## What is expected
Should a line below contain the word "name", report it.
——————
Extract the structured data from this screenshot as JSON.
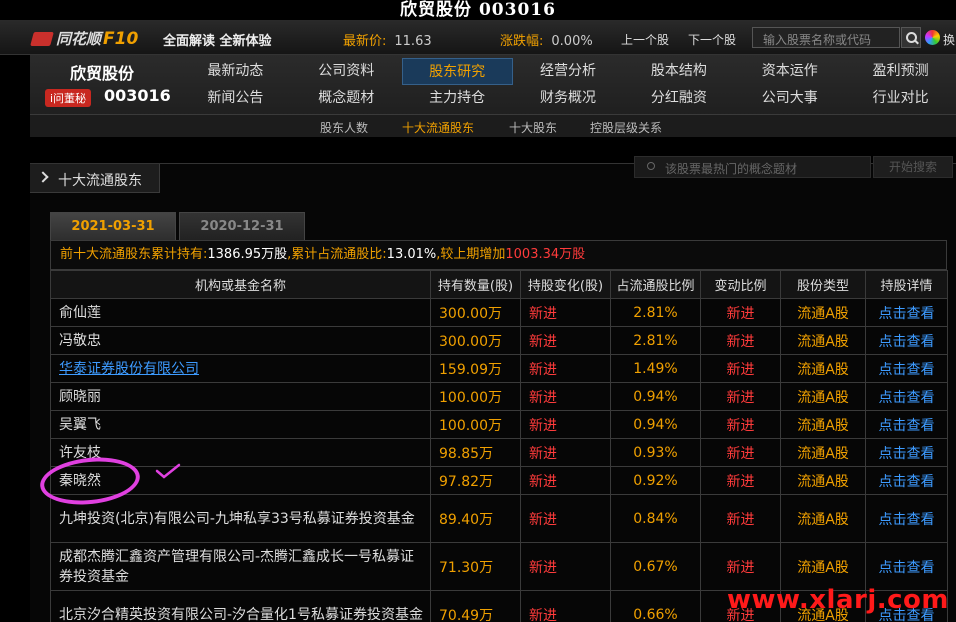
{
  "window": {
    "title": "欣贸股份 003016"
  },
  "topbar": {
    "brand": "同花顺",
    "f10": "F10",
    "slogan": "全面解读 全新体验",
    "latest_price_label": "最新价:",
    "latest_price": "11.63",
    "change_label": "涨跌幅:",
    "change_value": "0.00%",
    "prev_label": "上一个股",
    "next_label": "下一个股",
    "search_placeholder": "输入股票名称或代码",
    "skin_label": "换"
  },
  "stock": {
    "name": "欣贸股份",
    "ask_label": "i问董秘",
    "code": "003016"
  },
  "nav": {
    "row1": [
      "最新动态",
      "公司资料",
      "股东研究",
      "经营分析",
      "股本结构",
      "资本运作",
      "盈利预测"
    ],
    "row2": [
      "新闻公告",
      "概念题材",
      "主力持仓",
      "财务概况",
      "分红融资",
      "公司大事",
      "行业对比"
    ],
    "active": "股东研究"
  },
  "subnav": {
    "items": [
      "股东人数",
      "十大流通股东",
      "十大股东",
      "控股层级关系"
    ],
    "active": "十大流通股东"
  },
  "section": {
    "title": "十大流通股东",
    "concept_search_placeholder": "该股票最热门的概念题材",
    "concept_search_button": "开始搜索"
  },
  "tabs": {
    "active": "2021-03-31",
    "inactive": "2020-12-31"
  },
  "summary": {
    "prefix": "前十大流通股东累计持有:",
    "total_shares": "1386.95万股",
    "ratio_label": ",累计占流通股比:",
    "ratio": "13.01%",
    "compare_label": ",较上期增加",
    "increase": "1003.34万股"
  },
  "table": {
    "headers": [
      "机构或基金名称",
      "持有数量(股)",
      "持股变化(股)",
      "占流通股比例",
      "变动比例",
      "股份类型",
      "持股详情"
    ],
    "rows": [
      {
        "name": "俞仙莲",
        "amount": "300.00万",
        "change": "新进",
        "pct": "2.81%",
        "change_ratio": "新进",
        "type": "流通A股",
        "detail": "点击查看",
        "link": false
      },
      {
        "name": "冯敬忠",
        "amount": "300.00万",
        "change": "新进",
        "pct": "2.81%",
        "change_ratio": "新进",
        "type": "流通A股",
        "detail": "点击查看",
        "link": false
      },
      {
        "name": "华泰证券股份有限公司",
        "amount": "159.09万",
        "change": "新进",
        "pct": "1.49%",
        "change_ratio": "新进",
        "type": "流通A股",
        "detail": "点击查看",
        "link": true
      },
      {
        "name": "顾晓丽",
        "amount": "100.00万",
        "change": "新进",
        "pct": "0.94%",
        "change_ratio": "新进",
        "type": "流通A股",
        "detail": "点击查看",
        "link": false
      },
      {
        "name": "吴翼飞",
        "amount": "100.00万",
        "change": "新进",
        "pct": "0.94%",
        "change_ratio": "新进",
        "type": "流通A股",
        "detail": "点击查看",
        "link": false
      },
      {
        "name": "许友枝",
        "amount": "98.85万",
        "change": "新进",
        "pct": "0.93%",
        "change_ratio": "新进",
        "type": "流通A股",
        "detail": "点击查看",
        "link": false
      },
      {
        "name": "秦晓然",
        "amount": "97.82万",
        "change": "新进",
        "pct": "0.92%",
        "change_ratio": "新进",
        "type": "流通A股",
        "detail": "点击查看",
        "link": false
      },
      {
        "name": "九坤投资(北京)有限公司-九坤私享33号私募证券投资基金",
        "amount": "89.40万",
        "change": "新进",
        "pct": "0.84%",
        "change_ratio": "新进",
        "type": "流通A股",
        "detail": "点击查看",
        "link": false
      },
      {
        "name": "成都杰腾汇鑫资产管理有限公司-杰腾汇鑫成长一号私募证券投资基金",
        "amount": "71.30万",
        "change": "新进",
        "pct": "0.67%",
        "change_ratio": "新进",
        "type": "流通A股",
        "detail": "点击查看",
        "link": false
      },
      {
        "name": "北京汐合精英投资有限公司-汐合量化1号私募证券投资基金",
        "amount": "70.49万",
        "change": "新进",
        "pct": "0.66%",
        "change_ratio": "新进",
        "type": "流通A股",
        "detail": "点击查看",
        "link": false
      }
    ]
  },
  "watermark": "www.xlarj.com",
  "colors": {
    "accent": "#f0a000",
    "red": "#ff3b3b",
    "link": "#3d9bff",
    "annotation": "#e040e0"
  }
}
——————
## Final answer
    "name": "欣贸股份",
        "name": "俞仙莲",
        "name": "冯敬忠",
        "name": "华泰证券股份有限公司",
        "name": "顾晓丽",
        "name": "吴翼飞",
        "name": "许友枝",
        "name": "秦晓然",
        "name": "九坤投资(北京)有限公司-九坤私享33号私募证券投资基金",
        "name": "成都杰腾汇鑫资产管理有限公司-杰腾汇鑫成长一号私募证券投资基金",
        "name": "北京汐合精英投资有限公司-汐合量化1号私募证券投资基金",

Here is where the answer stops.